Work to complete:
Type the entries again, word for word.

Data records for software interfaces

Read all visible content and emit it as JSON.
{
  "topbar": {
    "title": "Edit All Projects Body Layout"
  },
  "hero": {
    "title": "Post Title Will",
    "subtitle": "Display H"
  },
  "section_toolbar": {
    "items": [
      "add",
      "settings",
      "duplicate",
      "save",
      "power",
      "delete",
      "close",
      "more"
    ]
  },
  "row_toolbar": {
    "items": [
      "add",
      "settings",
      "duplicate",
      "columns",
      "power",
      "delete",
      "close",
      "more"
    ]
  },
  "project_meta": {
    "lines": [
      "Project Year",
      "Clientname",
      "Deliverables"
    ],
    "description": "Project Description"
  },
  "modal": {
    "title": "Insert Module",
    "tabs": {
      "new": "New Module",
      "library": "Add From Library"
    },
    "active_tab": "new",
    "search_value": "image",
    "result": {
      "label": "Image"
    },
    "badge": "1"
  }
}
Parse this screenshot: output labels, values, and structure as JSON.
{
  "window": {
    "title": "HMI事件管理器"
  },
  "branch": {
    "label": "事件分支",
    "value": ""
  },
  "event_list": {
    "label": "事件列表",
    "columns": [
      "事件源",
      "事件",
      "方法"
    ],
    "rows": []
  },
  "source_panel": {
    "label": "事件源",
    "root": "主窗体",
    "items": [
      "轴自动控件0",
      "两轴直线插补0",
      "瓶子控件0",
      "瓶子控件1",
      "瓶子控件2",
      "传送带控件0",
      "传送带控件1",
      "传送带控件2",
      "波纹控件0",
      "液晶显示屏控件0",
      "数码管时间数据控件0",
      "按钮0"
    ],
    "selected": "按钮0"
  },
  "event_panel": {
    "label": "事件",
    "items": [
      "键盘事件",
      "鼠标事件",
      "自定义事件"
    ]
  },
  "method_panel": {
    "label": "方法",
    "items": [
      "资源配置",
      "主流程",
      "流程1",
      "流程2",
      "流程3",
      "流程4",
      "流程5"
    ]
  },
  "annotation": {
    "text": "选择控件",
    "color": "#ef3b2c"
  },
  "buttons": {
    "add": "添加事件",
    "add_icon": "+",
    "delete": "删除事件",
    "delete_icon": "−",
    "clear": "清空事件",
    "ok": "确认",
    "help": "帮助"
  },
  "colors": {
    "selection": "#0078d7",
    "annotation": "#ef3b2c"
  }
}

Response area:
Read all visible content and emit it as JSON.
{
  "topbar": {
    "title": "Edit All Projects Body Layout"
  },
  "hero": {
    "title": "Post Title Will",
    "subtitle": "Display H"
  },
  "section_toolbar": {
    "items": [
      "add",
      "settings",
      "duplicate",
      "save",
      "power",
      "delete",
      "close",
      "more"
    ]
  },
  "row_toolbar": {
    "items": [
      "add",
      "settings",
      "duplicate",
      "columns",
      "power",
      "delete",
      "close",
      "more"
    ]
  },
  "project_meta": {
    "lines": [
      "Project Year",
      "Clientname",
      "Deliverables"
    ],
    "description": "Project Description"
  },
  "modal": {
    "title": "Insert Module",
    "tabs": {
      "new": "New Module",
      "library": "Add From Library"
    },
    "active_tab": "new",
    "search_value": "image",
    "result": {
      "label": "Image"
    },
    "badge": "1"
  }
}
Parse this screenshot: output labels, values, and structure as JSON.
{
  "window": {
    "title": "HMI事件管理器"
  },
  "branch": {
    "label": "事件分支",
    "value": ""
  },
  "event_list": {
    "label": "事件列表",
    "columns": [
      "事件源",
      "事件",
      "方法"
    ],
    "rows": []
  },
  "source_panel": {
    "label": "事件源",
    "root": "主窗体",
    "items": [
      "轴自动控件0",
      "两轴直线插补0",
      "瓶子控件0",
      "瓶子控件1",
      "瓶子控件2",
      "传送带控件0",
      "传送带控件1",
      "传送带控件2",
      "波纹控件0",
      "液晶显示屏控件0",
      "数码管时间数据控件0",
      "按钮0"
    ],
    "selected": "按钮0"
  },
  "event_panel": {
    "label": "事件",
    "items": [
      "键盘事件",
      "鼠标事件",
      "自定义事件"
    ]
  },
  "method_panel": {
    "label": "方法",
    "items": [
      "资源配置",
      "主流程",
      "流程1",
      "流程2",
      "流程3",
      "流程4",
      "流程5"
    ]
  },
  "annotation": {
    "text": "选择控件",
    "color": "#ef3b2c"
  },
  "buttons": {
    "add": "添加事件",
    "add_icon": "+",
    "delete": "删除事件",
    "delete_icon": "−",
    "clear": "清空事件",
    "ok": "确认",
    "help": "帮助"
  },
  "colors": {
    "selection": "#0078d7",
    "annotation": "#ef3b2c"
  }
}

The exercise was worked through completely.